I accept Alison Johnstone’s point about not adding to staff workload, but IT security is everybody’s responsibility. We do not want it to be onerous, but there is good practice—from individuals backing up and changing passwords, to collective responsibility for IT security systems and the patching that organisations should have in place. Security is everybody’s responsibility, although I take the point that that should not be onerous.
I thank the cabinet secretary for advance sight of her statement, and echo other members in praising NHS staff, many of whom are working on their days off to make good, following the audacious and cowardly attack.
The cabinet secretary mentioned that NHS Scotland faces similar attacks almost daily and explored some of that in her reply to Anas Sarwar.

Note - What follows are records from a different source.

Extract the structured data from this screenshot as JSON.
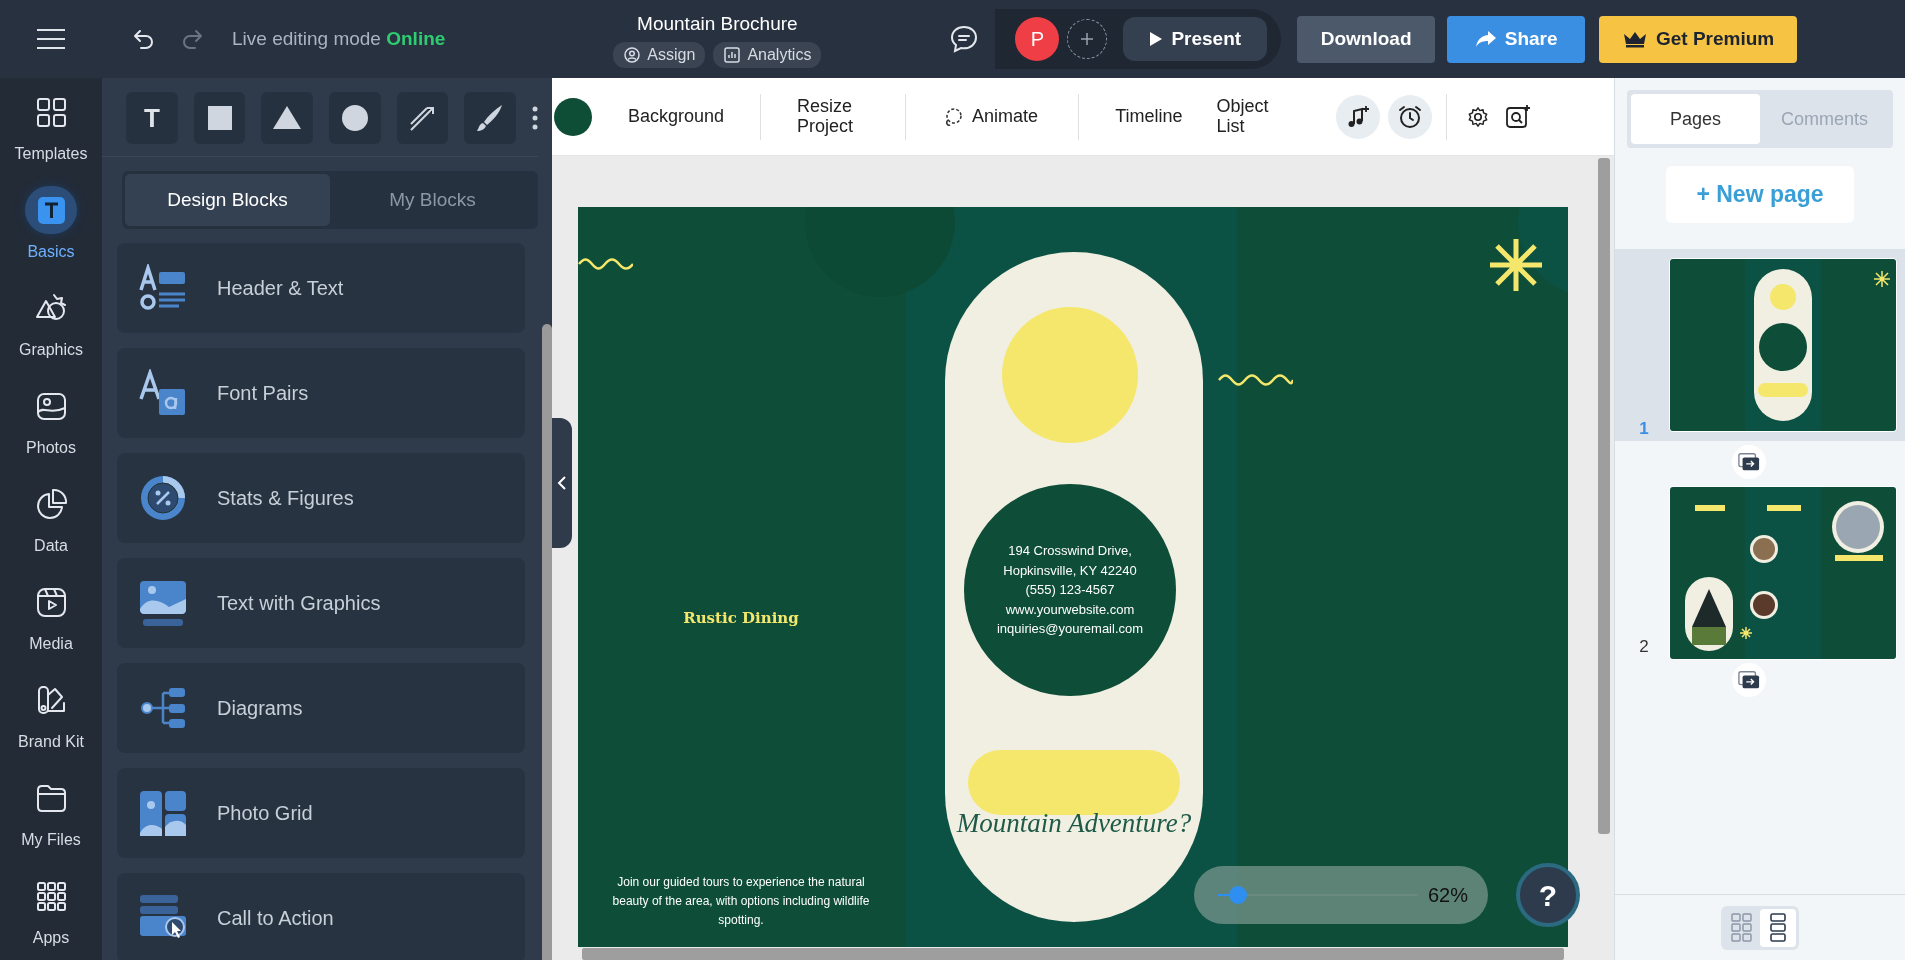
{
  "top_bar": {
    "history": [
      {
        "kind": "undo",
        "disabled": false
      },
      {
        "kind": "redo",
        "disabled": true
      }
    ],
    "mode_label": "Live editing mode",
    "mode_status": "Online",
    "title": "Mountain Brochure",
    "title_links": [
      "Assign",
      "Analytics"
    ],
    "avatar_initial": "P",
    "present": "Present",
    "download": "Download",
    "share": "Share",
    "premium": "Get Premium"
  },
  "rail": [
    {
      "label": "Templates",
      "selected": false
    },
    {
      "label": "Basics",
      "selected": true
    },
    {
      "label": "Graphics",
      "selected": false
    },
    {
      "label": "Photos",
      "selected": false
    },
    {
      "label": "Data",
      "selected": false
    },
    {
      "label": "Media",
      "selected": false
    },
    {
      "label": "Brand Kit",
      "selected": false
    },
    {
      "label": "My Files",
      "selected": false
    },
    {
      "label": "Apps",
      "selected": false
    }
  ],
  "panel": {
    "tools": [
      "T"
    ],
    "tabs": [
      {
        "label": "Design Blocks",
        "selected": true
      },
      {
        "label": "My Blocks",
        "selected": false
      }
    ],
    "blocks": [
      "Header & Text",
      "Font Pairs",
      "Stats & Figures",
      "Text with Graphics",
      "Diagrams",
      "Photo Grid",
      "Call to Action"
    ]
  },
  "toolbar": {
    "color": "#0e4d36",
    "items": [
      "Background",
      "Resize Project",
      "Animate",
      "Timeline",
      "Object List"
    ]
  },
  "canvas": {
    "heading": "Rustic Dining",
    "intro": "Join our guided tours to experience the natural beauty of the area, with options including wildlife spotting.",
    "address_lines": [
      "194 Crosswind Drive,",
      "Hopkinsville, KY 42240",
      "(555) 123-4567",
      "www.yourwebsite.com",
      "inquiries@youremail.com"
    ],
    "tagline": "Mountain Adventure?"
  },
  "zoom": {
    "level": 0.1,
    "reading": "62%"
  },
  "help": "?",
  "pages_panel": {
    "tabs": [
      {
        "label": "Pages",
        "selected": true
      },
      {
        "label": "Comments",
        "selected": false
      }
    ],
    "new_page": "+ New page",
    "pages": [
      {
        "number": "1",
        "selected": true
      },
      {
        "number": "2",
        "selected": false
      }
    ],
    "view_modes": [
      {
        "kind": "grid",
        "selected": false
      },
      {
        "kind": "list",
        "selected": true
      }
    ]
  }
}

Can she give Parliament details of how many such attacks have taken place and whether each or any is the subject of criminal investigation? How successful have criminal investigations proved to be in bringing the perpetrators to justice?

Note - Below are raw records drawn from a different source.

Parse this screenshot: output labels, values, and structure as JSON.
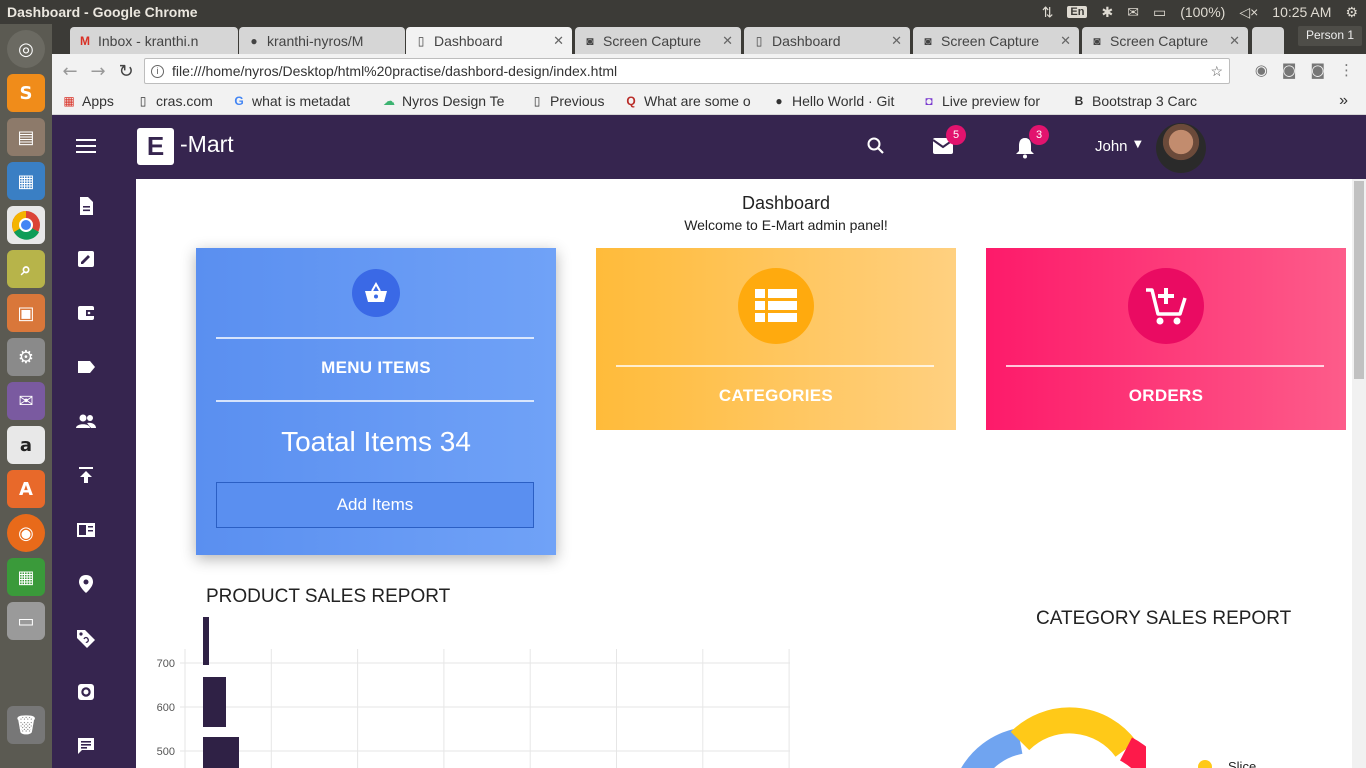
{
  "os": {
    "window_title": "Dashboard - Google Chrome",
    "lang": "En",
    "battery": "(100%)",
    "time": "10:25 AM"
  },
  "browser": {
    "tabs": [
      {
        "label": "Inbox - kranthi.n",
        "icon": "gmail-icon"
      },
      {
        "label": "kranthi-nyros/M",
        "icon": "github-icon"
      },
      {
        "label": "Dashboard",
        "icon": "page-icon"
      },
      {
        "label": "Screen Capture",
        "icon": "camera-icon"
      },
      {
        "label": "Dashboard",
        "icon": "page-icon"
      },
      {
        "label": "Screen Capture",
        "icon": "camera-icon"
      },
      {
        "label": "Screen Capture",
        "icon": "camera-icon"
      }
    ],
    "active_tab": 2,
    "profile": "Person 1",
    "url": "file:///home/nyros/Desktop/html%20practise/dashbord-design/index.html",
    "bookmarks": [
      {
        "label": "Apps",
        "icon": "apps-grid-icon"
      },
      {
        "label": "cras.com",
        "icon": "page-icon"
      },
      {
        "label": "what is metadat",
        "icon": "google-icon"
      },
      {
        "label": "Nyros Design Te",
        "icon": "cloud-icon"
      },
      {
        "label": "Previous",
        "icon": "page-icon"
      },
      {
        "label": "What are some o",
        "icon": "quora-icon"
      },
      {
        "label": "Hello World · Git",
        "icon": "github-icon"
      },
      {
        "label": "Live preview for",
        "icon": "preview-icon"
      },
      {
        "label": "Bootstrap 3 Carc",
        "icon": "bootstrap-icon"
      }
    ]
  },
  "app": {
    "brand_letter": "E",
    "brand_text": "-Mart",
    "mail_count": "5",
    "notif_count": "3",
    "user_name": "John",
    "colors": {
      "header": "#36254f",
      "badge": "#e2136e",
      "blue": "#5a8ff0",
      "orange": "#ffbb3a",
      "pink": "#fd1a6a"
    },
    "sidebar": [
      "document-icon",
      "edit-icon",
      "wallet-icon",
      "label-icon",
      "people-icon",
      "upload-icon",
      "news-icon",
      "location-icon",
      "tag-icon",
      "settings-icon",
      "chat-icon"
    ]
  },
  "page": {
    "title": "Dashboard",
    "subtitle": "Welcome to E-Mart admin panel!",
    "cards": {
      "menu": {
        "label": "MENU ITEMS",
        "total": "Toatal Items 34",
        "button": "Add Items"
      },
      "categories": {
        "label": "CATEGORIES"
      },
      "orders": {
        "label": "ORDERS"
      }
    },
    "product_report_title": "PRODUCT SALES REPORT",
    "category_report_title": "CATEGORY SALES REPORT",
    "legend_label": "Slice"
  },
  "chart_data": [
    {
      "type": "bar",
      "title": "PRODUCT SALES REPORT",
      "orientation": "horizontal",
      "ticks_y": [
        "700",
        "600",
        "500"
      ],
      "grid": true,
      "visible_bars": [
        {
          "value": 6
        },
        {
          "value": 23
        },
        {
          "value": 36
        }
      ]
    },
    {
      "type": "pie",
      "title": "CATEGORY SALES REPORT",
      "legend": [
        "Slice"
      ],
      "legend_position": "right"
    }
  ]
}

There are regular attacks on the NHS and on other public services and organisations. Some are more serious than others: what we saw on Friday was a very serious global attack across many different countries and organisations.
Some attacks have led to the involvement of the criminal investigation agencies, and the cyberexperts in Police Scotland have bolstered their resources. Given the changing nature of cyberattacks, it is important that Police Scotland has the expertise to deal with them, so it has a number of cybersecurity experts who investigate crimes of that nature.
I will write to Alex Cole-Hamilton, following the statement and questions, on whether there are any current criminal investigations. I assure him that, in this instance, Police Scotland is working with the National Crime Agency and is treating the attack as serious. They will give their full attention to the attack in trying to bring the perpetrators to justice.
Does the cabinet secretary agree that, given the international scale of the attack, it is vital—now more than ever—that Scotland is represented at international discussions about security and international threats?
Yes. The attacks were global, so Scotland must be involved in any discussions about our international or national response to them. That is why Michael Matheson took part in the COBRA meeting that was chaired by the Home Secretary. It is important that we understand the threat collectively and that, whether in the criminal investigation, in the lessons learned or in ensuring resilience in our systems, we draw on the available expertise. That is why Michael Matheson has taken part in the COBRA discussions.
On international work that is being done, we want to make sure that the information from and impact on Scotland are recognised on the global stage, and that we can recognise and apply here relevant lessons from elsewhere on how the issue has been addressed by other countries and organisations.
Will the cabinet secretary tell Parliament how the backlog following the cyberattack will be managed?
It was important yesterday morning first to get organisations up and running again, as much as we could. In the case of general practices, I am pleased to say that none was closed—they were all open, although work needed to be done to retrieve data from back-up systems. That process is well under way. The situation is more complex in NHS Lanarkshire, where it has taken a little longer to get systems up and running again. The process has to be done in a safe way and the systems have to be tested.
However, we are now very much in the recovery stage, which is why we have, by and large, been able to get systems working normally. We can now turn our attention to the lessons-learned phase and what more we need to do to build resilience and to learn lessons for the future. We are making sure that the impact on patients is kept to a minimum. We need to make sure that the 20 NHS Lanarkshire patients’ appointments that have had to be rescheduled are rescheduled as quickly as possible. Every effort has been made to minimise the impact on patients.